Turley Points Out the ‘Poison Pill’ in the Trump Fraud Case and How Unjust It Is

George Washington law professor Jonathan Turley has ripped apart the weaponization of the law against former President Donald Trump in the New York fraud decision, noting how unusual the application of the statute was, particularly given there were no victims and no one lost anything. 

He noted how the fine was more than $455 million with interest, and the people — ‘the victims” — wanted to do more business with Trump, that they made a lot of money. Usually, awards are based on the damage sustained, and this decision is completely unhinged on that basis. 

In an article on the decision, Turley called the fine “greater than the gross national product of some countries.” He also said the people were now prevented from doing business with Trump as they wished because of the decision. 

Turley also noted how the law hadn’t been applied before in such a case. 

The New York statute has been on the books for decades and has always been something of an anomaly in not requiring an actual victim or loss to justify disgorgement or fines. 
Even the New York Times agreed that it could not find a single case in history where this statute was used against an individual or a company that did not commit a criminal offense, go bankrupt, or leave financial victims. 

But on top of all that, Turley noted the “poison pill” — that in order to appeal such an unfair decision, Trump would have to come up with the full amount or a bond covering it just to appeal, within 30 days. 

Under New York law, Trump cannot appeal this ruling without depositing the full amount, including interest, in a court account. Even for Trump, $455 million is hard to come by. Likewise, a bond would require a company to guarantee payment for a defendant who has been barred from doing business in New York and is facing the need to liquidate much of his portfolio.
Nothing succeeds like excess for judges like Engoron. By imposing this astronomical figure, he can make it difficult or impossible for a defendant to appeal, absent declaring bankruptcy or selling off assets at distress prices. 

The judge’s order also forbids Trump from borrowing from any financial institution chartered or registered in New York for three years, so he can’t even borrow to pay any of it from any bank in New York, an additional unfair aspect. 

So, who is going to issue a bond under such risky conditions? 

Turley noted this decision “shocked the conscience of anyone concerned about the integrity and fairness” in the NY legal system.

Many, including investors like Kevin O’Leary and Grant Cardone, blasted the decision, saying that this would adversely affect anyone who might have wanted to invest in New York and that they would now go elsewhere. Both said they would not invest in New York now. 

Gov. Kathy Hochul claimed that business people had nothing to worry about — that this only applied to Trump. Turley pointed out how that’s part of the problem. 

But the best that politicians like Hochul and Adams can offer is that you have nothing to fear from confiscatory actions unless you are Trump in New York.
Which is precisely why this decision should be overturned. 
What is clear is that this case would never have been brought, let alone result in this massive fine, except for politics.
For example, if you are the NRA, James will seek your destruction for financial irregularities, but if you are Black Lives Matter or Al Sharpton’s National Action Network, there is little real risk in such controversies.
If the only protection in New York is the discretion of figures like James, few businesses would relish the future. The message is that you can expect blind and equal justice so long as you don’t run afoul of the Democrats in power.

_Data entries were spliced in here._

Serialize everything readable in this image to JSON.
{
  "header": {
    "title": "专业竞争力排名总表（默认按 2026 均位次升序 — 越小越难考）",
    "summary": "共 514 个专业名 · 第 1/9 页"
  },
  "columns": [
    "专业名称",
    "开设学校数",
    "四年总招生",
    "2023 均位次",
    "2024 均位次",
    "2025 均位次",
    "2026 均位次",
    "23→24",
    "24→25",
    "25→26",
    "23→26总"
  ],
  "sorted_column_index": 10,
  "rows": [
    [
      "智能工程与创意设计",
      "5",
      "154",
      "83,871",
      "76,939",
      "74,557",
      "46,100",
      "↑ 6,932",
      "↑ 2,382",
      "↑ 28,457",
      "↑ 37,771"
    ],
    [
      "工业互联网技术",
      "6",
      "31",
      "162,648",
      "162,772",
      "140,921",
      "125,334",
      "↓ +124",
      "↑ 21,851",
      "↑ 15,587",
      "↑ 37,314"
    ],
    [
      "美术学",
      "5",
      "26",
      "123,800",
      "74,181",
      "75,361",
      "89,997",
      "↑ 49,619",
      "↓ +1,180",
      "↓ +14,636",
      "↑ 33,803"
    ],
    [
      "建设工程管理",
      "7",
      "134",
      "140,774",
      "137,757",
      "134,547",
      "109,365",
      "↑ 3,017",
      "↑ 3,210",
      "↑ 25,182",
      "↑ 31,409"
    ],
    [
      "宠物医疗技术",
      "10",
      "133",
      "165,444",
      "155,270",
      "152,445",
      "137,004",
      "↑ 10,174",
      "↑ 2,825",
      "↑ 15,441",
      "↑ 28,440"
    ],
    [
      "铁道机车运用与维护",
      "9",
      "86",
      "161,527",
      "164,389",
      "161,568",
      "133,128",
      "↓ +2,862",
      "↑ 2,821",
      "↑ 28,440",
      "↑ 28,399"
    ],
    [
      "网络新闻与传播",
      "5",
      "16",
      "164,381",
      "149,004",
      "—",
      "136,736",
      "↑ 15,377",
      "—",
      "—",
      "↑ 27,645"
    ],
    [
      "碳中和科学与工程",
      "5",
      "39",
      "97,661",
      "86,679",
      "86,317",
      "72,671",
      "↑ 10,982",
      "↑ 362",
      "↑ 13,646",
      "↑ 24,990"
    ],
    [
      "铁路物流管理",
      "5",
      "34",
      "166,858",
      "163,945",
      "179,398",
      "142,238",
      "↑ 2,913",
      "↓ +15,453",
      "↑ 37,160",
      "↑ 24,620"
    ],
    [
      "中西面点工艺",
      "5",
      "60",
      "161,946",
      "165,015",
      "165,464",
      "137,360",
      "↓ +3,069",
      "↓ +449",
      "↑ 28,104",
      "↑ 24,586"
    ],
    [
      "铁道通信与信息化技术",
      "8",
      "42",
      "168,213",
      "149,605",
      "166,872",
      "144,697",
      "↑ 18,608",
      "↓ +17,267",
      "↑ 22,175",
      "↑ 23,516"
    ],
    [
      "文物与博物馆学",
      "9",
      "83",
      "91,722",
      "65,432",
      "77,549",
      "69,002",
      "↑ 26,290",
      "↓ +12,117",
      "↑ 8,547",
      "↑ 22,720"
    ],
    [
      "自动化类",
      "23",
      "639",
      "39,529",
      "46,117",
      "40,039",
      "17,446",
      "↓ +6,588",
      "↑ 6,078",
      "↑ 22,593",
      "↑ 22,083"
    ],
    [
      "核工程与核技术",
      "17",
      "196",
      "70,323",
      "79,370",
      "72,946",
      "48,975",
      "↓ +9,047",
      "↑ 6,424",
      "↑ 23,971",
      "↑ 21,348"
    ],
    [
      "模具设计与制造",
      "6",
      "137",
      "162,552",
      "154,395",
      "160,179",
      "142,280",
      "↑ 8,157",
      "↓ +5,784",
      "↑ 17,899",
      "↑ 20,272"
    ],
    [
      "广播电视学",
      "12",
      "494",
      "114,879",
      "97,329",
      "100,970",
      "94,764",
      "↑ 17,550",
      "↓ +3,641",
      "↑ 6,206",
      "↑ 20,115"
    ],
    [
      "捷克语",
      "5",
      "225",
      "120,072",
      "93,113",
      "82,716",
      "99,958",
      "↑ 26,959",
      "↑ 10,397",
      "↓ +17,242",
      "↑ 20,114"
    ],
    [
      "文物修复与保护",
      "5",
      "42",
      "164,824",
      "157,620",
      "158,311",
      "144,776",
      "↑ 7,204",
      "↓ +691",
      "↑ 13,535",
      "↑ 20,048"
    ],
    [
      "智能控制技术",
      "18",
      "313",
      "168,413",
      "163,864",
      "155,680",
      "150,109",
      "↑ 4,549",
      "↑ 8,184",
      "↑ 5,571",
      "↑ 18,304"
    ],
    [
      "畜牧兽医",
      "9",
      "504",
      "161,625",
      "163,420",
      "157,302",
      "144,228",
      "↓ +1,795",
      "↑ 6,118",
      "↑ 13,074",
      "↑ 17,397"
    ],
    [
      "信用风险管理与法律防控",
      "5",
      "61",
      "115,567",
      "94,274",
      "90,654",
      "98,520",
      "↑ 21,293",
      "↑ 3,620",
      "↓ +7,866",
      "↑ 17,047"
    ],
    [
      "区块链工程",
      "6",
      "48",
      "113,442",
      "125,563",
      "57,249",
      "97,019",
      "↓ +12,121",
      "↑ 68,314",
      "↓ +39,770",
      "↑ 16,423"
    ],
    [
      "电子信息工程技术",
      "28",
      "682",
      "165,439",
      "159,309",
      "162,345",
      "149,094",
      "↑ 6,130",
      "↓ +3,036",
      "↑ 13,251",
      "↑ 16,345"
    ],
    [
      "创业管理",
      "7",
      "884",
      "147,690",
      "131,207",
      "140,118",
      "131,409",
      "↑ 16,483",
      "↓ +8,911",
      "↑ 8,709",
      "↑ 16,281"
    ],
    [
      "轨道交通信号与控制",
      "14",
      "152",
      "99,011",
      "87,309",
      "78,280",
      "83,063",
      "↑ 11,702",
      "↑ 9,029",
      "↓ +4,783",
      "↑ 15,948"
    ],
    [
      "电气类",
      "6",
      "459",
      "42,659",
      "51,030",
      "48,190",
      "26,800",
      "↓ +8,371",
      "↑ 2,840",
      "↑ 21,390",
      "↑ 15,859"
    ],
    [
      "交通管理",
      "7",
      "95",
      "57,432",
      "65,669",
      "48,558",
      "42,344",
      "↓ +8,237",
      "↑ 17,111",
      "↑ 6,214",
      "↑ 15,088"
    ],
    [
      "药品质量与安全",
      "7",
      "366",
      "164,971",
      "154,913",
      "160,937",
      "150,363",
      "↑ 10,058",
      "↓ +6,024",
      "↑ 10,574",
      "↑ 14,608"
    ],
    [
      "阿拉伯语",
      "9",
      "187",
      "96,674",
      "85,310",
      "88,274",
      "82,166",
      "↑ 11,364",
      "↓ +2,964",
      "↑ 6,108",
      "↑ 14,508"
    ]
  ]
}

Business people would never know if they might come up on the wrong side of the Democrats, and that’s a scary thing, the very antithesis of the “rule of law” by which we are supposed to be governed. 

Trump attorney and spokesperson Alina Habba was still defiant, saying they would come up with the bond while calling out how disgraceful it was. 

Habba said, “What they are trying to do is put him out of business. It’s not going to work.” She deemed it a “scare tactic” and said they were picking on the “wrong guy.”  

Leave a Reply

Your email address will not be published. Required fields are marked *

Study Finds Fed Funding for Gun Studies Creates More Studies

Tuesday Morning Minute